Perhaps it’s too late to remind you that rushing around isn't good for you when you've probably spent the last three weeks in check out queues or pounding the high street for gifts! However, there are a few simple reminders that can help you to get the most out of the holiday period.
Tis the season to be jolly
There is no cast-iron equation for drinking safely during pregnancy, although a small glass of something can probably be left up to your own instinct and conscience. Many women do experience heartburn with sparkling wine, however, and even one sip can lead to hours of discomfort.
Treat yourself to some exotic non-alcoholic drinks with which to fill your glass when everyone else might be on their third port. Fruit juices are all very well, but they can get a bit monotonous.
Make sure you’re drinking plenty of water. If you’re used to a favourite mineral water and you’re visiting friends or relatives over Christmas, think about taking some bottles along; you’ll be surprised how many generous hosts get so excited about stocking the bar, they forget the non-drinkers.
Additionally, if you’re drinking soft drinks like lemonade or tonic, take a discreet look at the label. It is better to opt for full-sugar drinks rather than those with saccharin in. It’s hard to avoid sweeteners altogether, but aspartame does appear to be preferable to saccharin. For more information, read Sweeteners and Fizzy Drinks.
You could also try the non-alcoholic wines and spirits from a fab company called LoNo.
As stuffed as the turkey
It might be your favourite meal of the year, but don't make Christmas lunch a reason to over-fill yourself. Throughout pregnancy, eating smaller meals more regularly is going to be a lot easier on your digestive system.
If you are visiting, don’t be afraid to ask for your plate to be filled more lightly. A passing reminder that you’re pregnant should allay any fears that your host’s cooking wasn’t sufficiently tempting. You can always reassure the chef that you might well be nipping back off to the kitchen between meals to get a snack when your energy levels are running low.
You’re pregnant and you need to keep your food supply going, so don’t be afraid to ask for nibbles. Better still, if you're out visiting, it might be a good idea to take along some fruit, nuts or other snacks you know suit you. Even in the early stages of pregnancy, you know better than anyone what satisfies your hunger or your cravings.
And bear in mind that buffets filled with ‘ready meal’ treats from supermarkets should be approached with caution. Food that has been left to cool down or has been sitting around for some time is more likely to upset you when you’re pregnant than when you are not, even if you usually have a ‘strong constitution’. For more information, read Foods to Avoid in Pregnancy.
The grand tour
If you’re doing a lot of travelling over the holiday, whether by train, plane or car, make sure you take plenty of opportunities to get up and move around.

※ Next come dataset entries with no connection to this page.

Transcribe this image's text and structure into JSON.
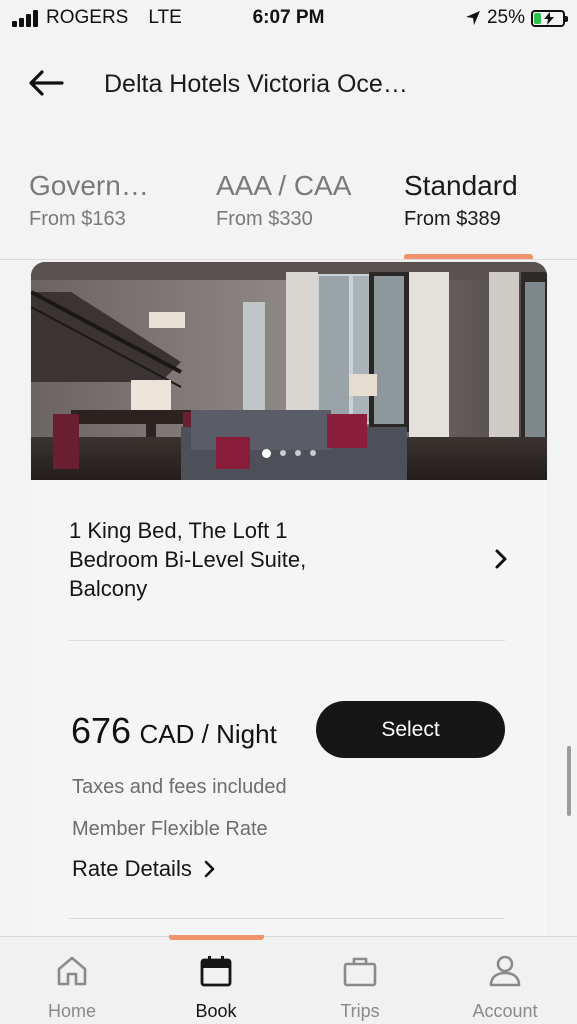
{
  "status_bar": {
    "carrier": "ROGERS",
    "network": "LTE",
    "time": "6:07 PM",
    "battery": "25%"
  },
  "header": {
    "back_icon": "arrow-left-icon",
    "title": "Delta Hotels Victoria Oce…"
  },
  "rate_tabs": [
    {
      "name": "Govern…",
      "price": "From $163",
      "active": false
    },
    {
      "name": "AAA / CAA",
      "price": "From $330",
      "active": false
    },
    {
      "name": "Standard",
      "price": "From $389",
      "active": true
    }
  ],
  "room": {
    "photo_description_icon": "room-photo",
    "carousel_count": 4,
    "carousel_active": 0,
    "title_lines": [
      "1 King Bed, The Loft 1",
      "Bedroom Bi-Level Suite,",
      "Balcony"
    ],
    "chevron_icon": "chevron-right-icon"
  },
  "rate": {
    "amount": "676",
    "unit": "CAD / Night",
    "select_label": "Select",
    "taxes_note": "Taxes and fees included",
    "rate_type": "Member Flexible Rate",
    "details_label": "Rate Details"
  },
  "bottom_nav": [
    {
      "label": "Home",
      "icon": "home-icon",
      "active": false
    },
    {
      "label": "Book",
      "icon": "calendar-icon",
      "active": true
    },
    {
      "label": "Trips",
      "icon": "briefcase-icon",
      "active": false
    },
    {
      "label": "Account",
      "icon": "person-icon",
      "active": false
    }
  ],
  "colors": {
    "accent": "#f0926a",
    "button": "#161616",
    "background": "#f2f3f2",
    "battery_charging": "#2ec24a"
  }
}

On long motorway journeys, make a couple more service station stops than you usually would. Now more than ever, holding on for a loo-break rather than going when you get the urge is not a good idea, and stretching your legs to stimulate circulation is advisable, at least every couple of hours.
Depending on how far into pregnancy you are, it is a good idea to get into the habit of carrying your hospital notes around (just in your suitcase – not under your arm!) in case you need to see a doctor whilst away. In the early weeks, put the number of your midwives team from back home into your phone or notebook. Sometimes just a quick call to the duty nurse will help explain a worrying twinge or two.
In a car, when you’re heavily pregnant, make sure the lap-strap of your seatbelt is below your belly. For more information, read Safe Travel in Pregnancy.
Time out on your time off
Although it’s not true for everyone, it’s increasingly common to get a few extra days off between Christmas and New Year. If you and your partner are off together, make the most of being at home and use the festive spirit as a good excuse not to fill the time up with household chores.
If your ‘nesting’ instincts get the better of you and you fancy changing the spare room into a nursery, make sure you’re not the one doing paint-stripping, and give paint fumes a wide birth. Any excessive odours can be upsetting at best.
Instead, it’s far better to use the time together to relax. Do something which isn’t taxing but does get you out in the fresh air for a while, and enjoy the peace of being able to finish a magazine or a book. You won’t have that luxury for much longer!